:: DATA UNDER STUDY ::
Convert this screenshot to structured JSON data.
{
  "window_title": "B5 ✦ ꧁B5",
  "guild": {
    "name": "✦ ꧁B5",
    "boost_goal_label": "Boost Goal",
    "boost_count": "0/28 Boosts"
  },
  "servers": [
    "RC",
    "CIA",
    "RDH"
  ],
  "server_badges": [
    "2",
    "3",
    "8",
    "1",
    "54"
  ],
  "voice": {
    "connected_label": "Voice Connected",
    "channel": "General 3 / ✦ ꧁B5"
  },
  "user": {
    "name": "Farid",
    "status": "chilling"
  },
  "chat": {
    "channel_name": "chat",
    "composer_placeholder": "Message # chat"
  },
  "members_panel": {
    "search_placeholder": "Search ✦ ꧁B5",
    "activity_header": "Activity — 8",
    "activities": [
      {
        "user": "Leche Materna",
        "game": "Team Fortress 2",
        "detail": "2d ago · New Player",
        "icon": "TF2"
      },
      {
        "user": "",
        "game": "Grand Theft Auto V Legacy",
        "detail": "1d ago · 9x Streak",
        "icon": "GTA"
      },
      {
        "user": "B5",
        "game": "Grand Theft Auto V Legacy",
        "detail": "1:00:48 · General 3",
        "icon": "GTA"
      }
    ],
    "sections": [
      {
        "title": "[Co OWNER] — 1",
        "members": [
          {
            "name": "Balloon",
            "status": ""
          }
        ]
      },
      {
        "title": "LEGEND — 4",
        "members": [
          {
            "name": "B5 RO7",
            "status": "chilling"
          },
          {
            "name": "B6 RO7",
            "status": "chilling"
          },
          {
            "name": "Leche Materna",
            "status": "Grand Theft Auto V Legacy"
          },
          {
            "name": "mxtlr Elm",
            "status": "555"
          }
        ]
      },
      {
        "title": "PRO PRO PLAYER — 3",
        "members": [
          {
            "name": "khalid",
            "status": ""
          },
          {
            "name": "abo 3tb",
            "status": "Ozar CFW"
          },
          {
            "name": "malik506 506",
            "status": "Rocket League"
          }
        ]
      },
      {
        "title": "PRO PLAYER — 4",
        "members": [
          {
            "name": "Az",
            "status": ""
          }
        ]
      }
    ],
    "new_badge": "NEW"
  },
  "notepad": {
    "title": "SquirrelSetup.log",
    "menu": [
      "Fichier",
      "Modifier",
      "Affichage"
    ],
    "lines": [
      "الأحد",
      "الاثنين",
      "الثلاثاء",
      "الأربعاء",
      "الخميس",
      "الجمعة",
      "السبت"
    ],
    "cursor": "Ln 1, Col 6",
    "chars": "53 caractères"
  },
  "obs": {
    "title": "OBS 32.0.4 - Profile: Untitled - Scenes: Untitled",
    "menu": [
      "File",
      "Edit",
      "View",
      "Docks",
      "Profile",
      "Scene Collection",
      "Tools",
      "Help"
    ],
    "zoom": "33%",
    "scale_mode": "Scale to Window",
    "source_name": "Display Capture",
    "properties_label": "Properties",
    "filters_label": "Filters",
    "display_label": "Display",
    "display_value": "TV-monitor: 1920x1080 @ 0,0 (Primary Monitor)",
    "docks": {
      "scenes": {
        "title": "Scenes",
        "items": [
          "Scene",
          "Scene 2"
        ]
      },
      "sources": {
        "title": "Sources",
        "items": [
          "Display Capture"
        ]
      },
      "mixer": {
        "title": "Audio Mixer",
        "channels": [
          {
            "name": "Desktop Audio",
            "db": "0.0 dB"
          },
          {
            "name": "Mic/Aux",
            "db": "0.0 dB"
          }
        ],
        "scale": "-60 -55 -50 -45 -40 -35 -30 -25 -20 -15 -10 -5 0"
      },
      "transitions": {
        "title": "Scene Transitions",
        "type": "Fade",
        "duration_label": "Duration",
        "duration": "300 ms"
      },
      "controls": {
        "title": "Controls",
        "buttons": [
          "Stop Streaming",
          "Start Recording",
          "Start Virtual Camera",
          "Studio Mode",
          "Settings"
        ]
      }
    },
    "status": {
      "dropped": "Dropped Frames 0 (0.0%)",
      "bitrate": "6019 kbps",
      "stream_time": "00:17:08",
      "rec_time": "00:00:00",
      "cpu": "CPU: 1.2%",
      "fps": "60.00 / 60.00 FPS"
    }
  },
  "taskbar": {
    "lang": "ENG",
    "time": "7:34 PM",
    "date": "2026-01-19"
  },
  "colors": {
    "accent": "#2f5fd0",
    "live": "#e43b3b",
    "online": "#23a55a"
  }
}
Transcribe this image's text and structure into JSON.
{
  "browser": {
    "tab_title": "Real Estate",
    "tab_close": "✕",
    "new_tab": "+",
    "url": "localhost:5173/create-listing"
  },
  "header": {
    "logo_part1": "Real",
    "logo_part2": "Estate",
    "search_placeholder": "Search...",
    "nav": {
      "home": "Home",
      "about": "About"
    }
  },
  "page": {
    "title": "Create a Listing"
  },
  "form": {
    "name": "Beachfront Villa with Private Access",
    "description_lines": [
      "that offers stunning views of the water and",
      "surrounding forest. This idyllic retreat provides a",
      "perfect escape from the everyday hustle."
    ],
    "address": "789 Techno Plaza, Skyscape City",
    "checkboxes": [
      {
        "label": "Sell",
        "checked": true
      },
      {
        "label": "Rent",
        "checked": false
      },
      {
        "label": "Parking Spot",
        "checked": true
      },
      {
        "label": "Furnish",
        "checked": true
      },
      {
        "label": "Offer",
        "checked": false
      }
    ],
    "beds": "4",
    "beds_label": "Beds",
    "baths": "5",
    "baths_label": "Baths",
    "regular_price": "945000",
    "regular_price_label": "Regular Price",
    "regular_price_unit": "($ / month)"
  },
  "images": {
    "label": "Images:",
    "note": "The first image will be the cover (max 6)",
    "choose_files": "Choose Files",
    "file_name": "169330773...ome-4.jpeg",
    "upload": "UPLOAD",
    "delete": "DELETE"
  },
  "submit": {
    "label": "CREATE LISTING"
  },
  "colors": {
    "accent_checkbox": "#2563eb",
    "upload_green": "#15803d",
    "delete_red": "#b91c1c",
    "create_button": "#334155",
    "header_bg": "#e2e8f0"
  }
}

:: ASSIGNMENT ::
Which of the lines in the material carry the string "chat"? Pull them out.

:: ANSWER ::
  "chat": {
    "channel_name": "chat",
    "composer_placeholder": "Message # chat"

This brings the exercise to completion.